#### ACTIVITY
Write out exactly the lines that run from the one containing "Serialize everything readable" to the end of the entries below, with both end lines included.

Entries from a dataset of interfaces
######

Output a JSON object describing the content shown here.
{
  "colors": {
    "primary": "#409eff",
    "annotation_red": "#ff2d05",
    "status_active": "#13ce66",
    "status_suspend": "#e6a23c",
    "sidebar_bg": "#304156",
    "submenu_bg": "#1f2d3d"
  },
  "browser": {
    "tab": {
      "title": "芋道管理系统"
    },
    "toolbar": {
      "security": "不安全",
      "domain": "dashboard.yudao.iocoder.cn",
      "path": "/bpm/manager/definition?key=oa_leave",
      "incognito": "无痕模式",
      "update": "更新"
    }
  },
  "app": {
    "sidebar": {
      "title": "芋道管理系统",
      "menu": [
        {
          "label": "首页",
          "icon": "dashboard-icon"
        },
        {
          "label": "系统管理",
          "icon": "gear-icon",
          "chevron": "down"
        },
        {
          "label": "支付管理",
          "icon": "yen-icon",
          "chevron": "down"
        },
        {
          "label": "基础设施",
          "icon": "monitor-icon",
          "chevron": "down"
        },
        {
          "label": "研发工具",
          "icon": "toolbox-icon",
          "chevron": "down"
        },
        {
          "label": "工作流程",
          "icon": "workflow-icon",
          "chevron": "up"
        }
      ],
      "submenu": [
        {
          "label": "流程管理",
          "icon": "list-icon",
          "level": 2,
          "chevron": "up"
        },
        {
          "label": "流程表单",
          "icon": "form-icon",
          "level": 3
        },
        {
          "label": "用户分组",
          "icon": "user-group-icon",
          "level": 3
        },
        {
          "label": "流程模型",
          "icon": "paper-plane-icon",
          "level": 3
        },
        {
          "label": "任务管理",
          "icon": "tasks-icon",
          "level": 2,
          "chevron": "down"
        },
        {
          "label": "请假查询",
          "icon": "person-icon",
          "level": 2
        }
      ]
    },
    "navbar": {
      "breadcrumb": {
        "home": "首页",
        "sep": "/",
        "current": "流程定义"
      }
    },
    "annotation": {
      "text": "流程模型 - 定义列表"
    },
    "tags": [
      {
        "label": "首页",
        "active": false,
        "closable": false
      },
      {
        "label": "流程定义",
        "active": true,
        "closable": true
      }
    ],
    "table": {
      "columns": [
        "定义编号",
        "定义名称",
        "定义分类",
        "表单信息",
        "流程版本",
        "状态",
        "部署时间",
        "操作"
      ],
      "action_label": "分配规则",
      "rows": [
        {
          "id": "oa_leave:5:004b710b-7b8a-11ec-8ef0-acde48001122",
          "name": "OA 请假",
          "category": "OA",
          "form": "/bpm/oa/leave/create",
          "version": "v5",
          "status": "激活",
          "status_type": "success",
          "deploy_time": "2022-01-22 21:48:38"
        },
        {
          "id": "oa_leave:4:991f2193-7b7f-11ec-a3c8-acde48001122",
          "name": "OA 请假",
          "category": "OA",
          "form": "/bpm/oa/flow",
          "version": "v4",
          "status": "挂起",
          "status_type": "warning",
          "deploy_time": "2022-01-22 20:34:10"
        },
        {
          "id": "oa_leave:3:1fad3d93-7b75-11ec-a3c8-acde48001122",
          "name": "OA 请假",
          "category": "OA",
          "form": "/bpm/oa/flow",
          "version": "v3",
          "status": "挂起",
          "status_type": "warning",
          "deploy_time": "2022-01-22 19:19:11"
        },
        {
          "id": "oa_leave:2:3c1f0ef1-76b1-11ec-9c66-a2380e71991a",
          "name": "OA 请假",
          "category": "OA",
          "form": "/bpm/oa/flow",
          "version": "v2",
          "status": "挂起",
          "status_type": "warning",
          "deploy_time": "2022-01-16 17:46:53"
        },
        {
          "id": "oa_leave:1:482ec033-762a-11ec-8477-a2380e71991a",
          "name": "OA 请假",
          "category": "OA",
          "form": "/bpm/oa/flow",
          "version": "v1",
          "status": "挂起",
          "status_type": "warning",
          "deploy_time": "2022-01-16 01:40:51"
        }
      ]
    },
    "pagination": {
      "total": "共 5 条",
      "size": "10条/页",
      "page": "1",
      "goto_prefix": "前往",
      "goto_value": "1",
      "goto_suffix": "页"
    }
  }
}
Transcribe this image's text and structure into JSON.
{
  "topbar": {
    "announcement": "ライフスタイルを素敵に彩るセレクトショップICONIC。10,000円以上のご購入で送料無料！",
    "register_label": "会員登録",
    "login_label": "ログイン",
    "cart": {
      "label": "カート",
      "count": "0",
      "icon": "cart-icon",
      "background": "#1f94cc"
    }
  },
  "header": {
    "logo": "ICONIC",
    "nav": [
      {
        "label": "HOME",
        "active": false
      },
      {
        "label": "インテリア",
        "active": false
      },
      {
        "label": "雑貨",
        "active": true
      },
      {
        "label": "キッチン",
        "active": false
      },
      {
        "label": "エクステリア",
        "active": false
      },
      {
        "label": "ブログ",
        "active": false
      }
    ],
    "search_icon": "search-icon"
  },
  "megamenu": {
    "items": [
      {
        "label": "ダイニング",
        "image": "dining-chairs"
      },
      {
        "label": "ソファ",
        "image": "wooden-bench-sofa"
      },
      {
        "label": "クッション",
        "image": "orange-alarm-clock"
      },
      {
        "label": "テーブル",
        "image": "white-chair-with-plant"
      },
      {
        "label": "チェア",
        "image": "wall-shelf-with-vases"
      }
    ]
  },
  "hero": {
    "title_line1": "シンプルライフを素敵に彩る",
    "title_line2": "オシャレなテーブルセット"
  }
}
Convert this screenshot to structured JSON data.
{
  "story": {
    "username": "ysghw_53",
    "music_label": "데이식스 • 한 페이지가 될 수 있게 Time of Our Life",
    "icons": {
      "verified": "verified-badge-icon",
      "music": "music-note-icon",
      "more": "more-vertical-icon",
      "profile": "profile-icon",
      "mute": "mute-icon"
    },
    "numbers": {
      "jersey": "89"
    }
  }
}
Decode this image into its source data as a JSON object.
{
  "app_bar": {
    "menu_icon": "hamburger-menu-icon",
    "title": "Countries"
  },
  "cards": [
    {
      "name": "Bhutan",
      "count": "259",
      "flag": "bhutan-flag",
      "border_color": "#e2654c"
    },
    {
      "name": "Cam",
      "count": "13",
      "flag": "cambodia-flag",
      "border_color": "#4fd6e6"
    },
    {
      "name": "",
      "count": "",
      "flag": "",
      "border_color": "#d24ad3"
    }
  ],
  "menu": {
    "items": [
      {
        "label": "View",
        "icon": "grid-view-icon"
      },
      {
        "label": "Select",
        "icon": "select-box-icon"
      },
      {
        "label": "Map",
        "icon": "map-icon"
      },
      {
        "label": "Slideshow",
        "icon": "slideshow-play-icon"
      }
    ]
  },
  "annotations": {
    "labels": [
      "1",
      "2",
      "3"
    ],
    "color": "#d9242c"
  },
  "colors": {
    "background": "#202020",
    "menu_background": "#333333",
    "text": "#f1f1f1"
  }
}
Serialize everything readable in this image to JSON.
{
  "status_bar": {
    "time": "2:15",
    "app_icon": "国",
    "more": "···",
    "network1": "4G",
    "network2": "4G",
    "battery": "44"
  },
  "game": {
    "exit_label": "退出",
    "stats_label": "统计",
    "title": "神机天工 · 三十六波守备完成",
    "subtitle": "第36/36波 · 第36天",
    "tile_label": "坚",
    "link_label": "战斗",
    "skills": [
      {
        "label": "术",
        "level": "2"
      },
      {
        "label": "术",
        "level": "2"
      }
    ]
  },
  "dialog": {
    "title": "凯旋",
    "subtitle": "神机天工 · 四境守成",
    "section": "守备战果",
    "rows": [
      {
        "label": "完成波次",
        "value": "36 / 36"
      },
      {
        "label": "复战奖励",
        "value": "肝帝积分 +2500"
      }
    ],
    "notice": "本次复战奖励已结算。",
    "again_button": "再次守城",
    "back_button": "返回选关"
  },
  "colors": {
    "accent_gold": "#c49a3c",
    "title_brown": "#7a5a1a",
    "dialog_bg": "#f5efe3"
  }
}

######

#### RESPONSE TO THIS TASK
Serialize everything readable in this image to JSON.
{
  "status_bar": {
    "time": "2:15",
    "app_icon": "国",
    "more": "···",
    "network1": "4G",
    "network2": "4G",
    "battery": "44"
  },
  "game": {
    "exit_label": "退出",
    "stats_label": "统计",
    "title": "神机天工 · 三十六波守备完成",
    "subtitle": "第36/36波 · 第36天",
    "tile_label": "坚",
    "link_label": "战斗",
    "skills": [
      {
        "label": "术",
        "level": "2"
      },
      {
        "label": "术",
        "level": "2"
      }
    ]
  },
  "dialog": {
    "title": "凯旋",
    "subtitle": "神机天工 · 四境守成",
    "section": "守备战果",
    "rows": [
      {
        "label": "完成波次",
        "value": "36 / 36"
      },
      {
        "label": "复战奖励",
        "value": "肝帝积分 +2500"
      }
    ],
    "notice": "本次复战奖励已结算。",
    "again_button": "再次守城",
    "back_button": "返回选关"
  },
  "colors": {
    "accent_gold": "#c49a3c",
    "title_brown": "#7a5a1a",
    "dialog_bg": "#f5efe3"
  }
}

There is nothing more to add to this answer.